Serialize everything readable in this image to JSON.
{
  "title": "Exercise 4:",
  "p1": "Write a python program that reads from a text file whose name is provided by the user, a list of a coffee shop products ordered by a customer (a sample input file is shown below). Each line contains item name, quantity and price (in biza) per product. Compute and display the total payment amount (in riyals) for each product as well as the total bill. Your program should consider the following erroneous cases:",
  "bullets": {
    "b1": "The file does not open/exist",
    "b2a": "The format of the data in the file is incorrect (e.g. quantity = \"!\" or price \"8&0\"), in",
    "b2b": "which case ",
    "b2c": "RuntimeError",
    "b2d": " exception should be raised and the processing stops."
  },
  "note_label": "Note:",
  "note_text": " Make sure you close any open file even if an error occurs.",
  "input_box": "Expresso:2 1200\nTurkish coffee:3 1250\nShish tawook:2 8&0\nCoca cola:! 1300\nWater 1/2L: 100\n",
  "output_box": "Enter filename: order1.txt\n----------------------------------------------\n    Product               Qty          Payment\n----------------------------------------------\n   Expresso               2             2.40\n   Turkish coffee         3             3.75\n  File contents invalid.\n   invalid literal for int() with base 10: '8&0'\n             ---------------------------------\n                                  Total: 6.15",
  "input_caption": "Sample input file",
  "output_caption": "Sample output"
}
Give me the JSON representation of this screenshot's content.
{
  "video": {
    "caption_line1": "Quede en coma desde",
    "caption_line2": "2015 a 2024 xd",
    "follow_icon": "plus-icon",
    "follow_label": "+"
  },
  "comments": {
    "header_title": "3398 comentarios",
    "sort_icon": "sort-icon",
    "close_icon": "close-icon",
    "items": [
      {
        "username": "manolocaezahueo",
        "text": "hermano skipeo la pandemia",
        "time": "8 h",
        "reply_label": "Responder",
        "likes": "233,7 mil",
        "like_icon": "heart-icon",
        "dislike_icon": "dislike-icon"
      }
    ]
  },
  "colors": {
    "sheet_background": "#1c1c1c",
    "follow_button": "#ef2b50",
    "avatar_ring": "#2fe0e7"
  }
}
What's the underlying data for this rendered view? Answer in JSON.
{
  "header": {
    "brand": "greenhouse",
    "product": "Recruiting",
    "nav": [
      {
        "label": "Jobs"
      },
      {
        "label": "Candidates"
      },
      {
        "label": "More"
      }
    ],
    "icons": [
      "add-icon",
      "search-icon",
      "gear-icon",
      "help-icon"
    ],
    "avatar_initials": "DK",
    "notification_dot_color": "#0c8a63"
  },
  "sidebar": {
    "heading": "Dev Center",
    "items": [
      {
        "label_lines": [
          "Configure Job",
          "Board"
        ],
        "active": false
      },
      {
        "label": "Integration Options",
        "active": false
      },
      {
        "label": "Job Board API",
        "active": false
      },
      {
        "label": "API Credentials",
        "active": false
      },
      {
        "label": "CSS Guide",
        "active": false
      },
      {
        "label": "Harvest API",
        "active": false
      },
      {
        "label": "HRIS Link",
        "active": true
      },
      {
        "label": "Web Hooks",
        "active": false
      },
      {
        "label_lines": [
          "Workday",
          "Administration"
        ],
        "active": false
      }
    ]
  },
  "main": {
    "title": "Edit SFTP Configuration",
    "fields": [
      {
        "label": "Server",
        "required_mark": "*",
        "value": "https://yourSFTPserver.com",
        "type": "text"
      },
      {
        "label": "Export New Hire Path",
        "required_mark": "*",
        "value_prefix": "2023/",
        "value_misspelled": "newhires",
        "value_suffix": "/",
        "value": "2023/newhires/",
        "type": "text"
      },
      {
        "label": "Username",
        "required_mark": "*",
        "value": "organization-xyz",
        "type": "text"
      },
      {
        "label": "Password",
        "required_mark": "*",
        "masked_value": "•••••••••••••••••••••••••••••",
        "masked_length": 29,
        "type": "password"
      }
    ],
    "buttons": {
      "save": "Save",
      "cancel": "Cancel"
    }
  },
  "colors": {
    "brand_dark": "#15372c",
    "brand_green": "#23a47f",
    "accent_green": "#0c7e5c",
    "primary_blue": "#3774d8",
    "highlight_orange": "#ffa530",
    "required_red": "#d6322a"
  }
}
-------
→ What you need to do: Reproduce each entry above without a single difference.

→ Solution for this task:
Serialize everything readable in this image to JSON.
{
  "title": "Exercise 4:",
  "p1": "Write a python program that reads from a text file whose name is provided by the user, a list of a coffee shop products ordered by a customer (a sample input file is shown below). Each line contains item name, quantity and price (in biza) per product. Compute and display the total payment amount (in riyals) for each product as well as the total bill. Your program should consider the following erroneous cases:",
  "bullets": {
    "b1": "The file does not open/exist",
    "b2a": "The format of the data in the file is incorrect (e.g. quantity = \"!\" or price \"8&0\"), in",
    "b2b": "which case ",
    "b2c": "RuntimeError",
    "b2d": " exception should be raised and the processing stops."
  },
  "note_label": "Note:",
  "note_text": " Make sure you close any open file even if an error occurs.",
  "input_box": "Expresso:2 1200\nTurkish coffee:3 1250\nShish tawook:2 8&0\nCoca cola:! 1300\nWater 1/2L: 100\n",
  "output_box": "Enter filename: order1.txt\n----------------------------------------------\n    Product               Qty          Payment\n----------------------------------------------\n   Expresso               2             2.40\n   Turkish coffee         3             3.75\n  File contents invalid.\n   invalid literal for int() with base 10: '8&0'\n             ---------------------------------\n                                  Total: 6.15",
  "input_caption": "Sample input file",
  "output_caption": "Sample output"
}
Give me the JSON representation of this screenshot's content.
{
  "video": {
    "caption_line1": "Quede en coma desde",
    "caption_line2": "2015 a 2024 xd",
    "follow_icon": "plus-icon",
    "follow_label": "+"
  },
  "comments": {
    "header_title": "3398 comentarios",
    "sort_icon": "sort-icon",
    "close_icon": "close-icon",
    "items": [
      {
        "username": "manolocaezahueo",
        "text": "hermano skipeo la pandemia",
        "time": "8 h",
        "reply_label": "Responder",
        "likes": "233,7 mil",
        "like_icon": "heart-icon",
        "dislike_icon": "dislike-icon"
      }
    ]
  },
  "colors": {
    "sheet_background": "#1c1c1c",
    "follow_button": "#ef2b50",
    "avatar_ring": "#2fe0e7"
  }
}
What's the underlying data for this rendered view? Answer in JSON.
{
  "header": {
    "brand": "greenhouse",
    "product": "Recruiting",
    "nav": [
      {
        "label": "Jobs"
      },
      {
        "label": "Candidates"
      },
      {
        "label": "More"
      }
    ],
    "icons": [
      "add-icon",
      "search-icon",
      "gear-icon",
      "help-icon"
    ],
    "avatar_initials": "DK",
    "notification_dot_color": "#0c8a63"
  },
  "sidebar": {
    "heading": "Dev Center",
    "items": [
      {
        "label_lines": [
          "Configure Job",
          "Board"
        ],
        "active": false
      },
      {
        "label": "Integration Options",
        "active": false
      },
      {
        "label": "Job Board API",
        "active": false
      },
      {
        "label": "API Credentials",
        "active": false
      },
      {
        "label": "CSS Guide",
        "active": false
      },
      {
        "label": "Harvest API",
        "active": false
      },
      {
        "label": "HRIS Link",
        "active": true
      },
      {
        "label": "Web Hooks",
        "active": false
      },
      {
        "label_lines": [
          "Workday",
          "Administration"
        ],
        "active": false
      }
    ]
  },
  "main": {
    "title": "Edit SFTP Configuration",
    "fields": [
      {
        "label": "Server",
        "required_mark": "*",
        "value": "https://yourSFTPserver.com",
        "type": "text"
      },
      {
        "label": "Export New Hire Path",
        "required_mark": "*",
        "value_prefix": "2023/",
        "value_misspelled": "newhires",
        "value_suffix": "/",
        "value": "2023/newhires/",
        "type": "text"
      },
      {
        "label": "Username",
        "required_mark": "*",
        "value": "organization-xyz",
        "type": "text"
      },
      {
        "label": "Password",
        "required_mark": "*",
        "masked_value": "•••••••••••••••••••••••••••••",
        "masked_length": 29,
        "type": "password"
      }
    ],
    "buttons": {
      "save": "Save",
      "cancel": "Cancel"
    }
  },
  "colors": {
    "brand_dark": "#15372c",
    "brand_green": "#23a47f",
    "accent_green": "#0c7e5c",
    "primary_blue": "#3774d8",
    "highlight_orange": "#ffa530",
    "required_red": "#d6322a"
  }
}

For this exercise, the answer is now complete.